"The sky's the limit for him, just with the tools God gave him," Foote says. "If he just keeps working hard and doing the little things, he can't be stopped."
The heated battle
Center: Justin Hartwig vs. Sean Mahan. An ideal situation, this is not. Mahan took Hartwig's spot at center last year, after spending his first four seasons in the league, as a Buccaneer, at guard. The idea in signing Hartwig is that it gives the team the flexibility to move Mahan back to guard, if need be.
But this is a clear sign that a position that's long been a staple of Steeler stability -- Mike Webster passed the reins to Dermontti Dawson, who passed them to Hartings -- is in a bit of transition. And for a line that's made changes, there's a real need for either Hartwig or Mahan to step forward.
The hot rookie

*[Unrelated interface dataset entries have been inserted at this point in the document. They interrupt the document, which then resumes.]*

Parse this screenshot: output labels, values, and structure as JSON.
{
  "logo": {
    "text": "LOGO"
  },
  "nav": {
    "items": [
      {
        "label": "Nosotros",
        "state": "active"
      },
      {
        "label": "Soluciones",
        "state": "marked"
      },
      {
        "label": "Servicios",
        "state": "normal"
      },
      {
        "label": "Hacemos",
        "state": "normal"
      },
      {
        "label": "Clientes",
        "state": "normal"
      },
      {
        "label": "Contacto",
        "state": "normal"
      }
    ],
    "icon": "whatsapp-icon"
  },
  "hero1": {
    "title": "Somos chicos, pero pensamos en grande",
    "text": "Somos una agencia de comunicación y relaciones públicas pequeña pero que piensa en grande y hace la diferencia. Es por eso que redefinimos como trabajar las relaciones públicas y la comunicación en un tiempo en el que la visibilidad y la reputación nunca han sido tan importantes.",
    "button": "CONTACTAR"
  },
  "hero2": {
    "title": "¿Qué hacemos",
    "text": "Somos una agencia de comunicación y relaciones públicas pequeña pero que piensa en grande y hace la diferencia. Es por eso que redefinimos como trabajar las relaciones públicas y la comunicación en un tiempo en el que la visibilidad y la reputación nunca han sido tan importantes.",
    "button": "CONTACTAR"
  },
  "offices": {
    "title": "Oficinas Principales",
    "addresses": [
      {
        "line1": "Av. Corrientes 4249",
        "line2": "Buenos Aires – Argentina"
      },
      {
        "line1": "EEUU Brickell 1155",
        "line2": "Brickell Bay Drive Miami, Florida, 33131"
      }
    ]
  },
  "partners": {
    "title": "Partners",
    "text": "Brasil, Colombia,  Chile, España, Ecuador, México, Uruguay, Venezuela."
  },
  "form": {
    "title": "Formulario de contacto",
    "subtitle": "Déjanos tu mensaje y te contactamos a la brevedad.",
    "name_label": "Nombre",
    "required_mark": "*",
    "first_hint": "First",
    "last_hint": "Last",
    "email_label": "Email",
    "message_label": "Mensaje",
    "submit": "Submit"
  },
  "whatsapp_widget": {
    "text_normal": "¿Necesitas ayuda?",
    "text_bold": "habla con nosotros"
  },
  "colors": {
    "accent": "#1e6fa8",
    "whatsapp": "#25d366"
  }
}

Mendenhall. Tabbed by some pundits as the draft's best back, the 2007 Big Ten Offensive Player of the Year was just the fourth player taken at his position. One thing that's clear -- with Edgerrin James' style of running -- is that he's more equipped to be a bellcow than each of the other three, and really only Carolina Panthers' RB Jonathan Stewart gives a run for his money in that regard.
The coaches are prodding Mendenhall to tweak his running style a little. Where in Illinois' zone-blocking-heavy offense, he was asked to run laterally then cut back, the Steelers are trying to get him to attack the hole more aggressively and run downhill to better take advantage of his 225-pound frame.
"He has to attack the line of scrimmage," Wilson said. "There are very few lateral-movement plays for him, where he's going East and West. That's an adjustment for him because he hasn't done it in a while in that way. I think he'll make those adjustments because he's a talented, talented athlete. ... The best is yet to come."
The Turk alert
WR Willie Reid. Two years after the Steelers picked Reid in the third round, the receiver has just four catches and hasn't contributed in the return game the way some expected he would.
He might not be a big name, but for a team that drafts well, cutting the cord so early on a first-day pick is significant. The Steelers are deep at receiver -- Hines Ward, Santonio Holmes, Nate Washington and Limas Sweed are locks to make the roster -- and the club is giving former Olympian Jeremy Bloom a long look in the return game, which could spell doom for Reid.
The water cooler
Roethlisberger posted that gaudy QB rating. He's got a $102 million contract. And yet, this season represents, perhaps, his best chance to improve in some time.
After the championship season of 2005, Roethlisberger went through the effects of a devastating motorcycle accident. Last year, he was getting acclimated with new coordinator Bruce Arians. So for the first time since his second year in the league, the 26-year-old isn't dealing with some kind of turmoil going into a season.
"Just being in the second year of the offense makes it a little better," he told Sporting News. "The last time I was in the second year of an offense, I was still young in the league. So I would hope for as long as Bruce is here, and hopefully he'll be here for a long time, and Mike and this staff, we continue to grow. This offense will keep getting better."
So assume the offense gets better, and the defense improves with Woodley representing an upgrade over Haggans. Could this club be a Super Bowl team? You don't hear that buzz outside Pittsburgh. But there seems to be a quiet confidence inside the organization and within a team that's loaded with big-game experience.
"In every sense, since I've been in the league, we've been under the radar," Foote says. "We've dominated our division. But that's the way it is, we're not that sexy team, as people like to say. We're going to be there at the end, we know that."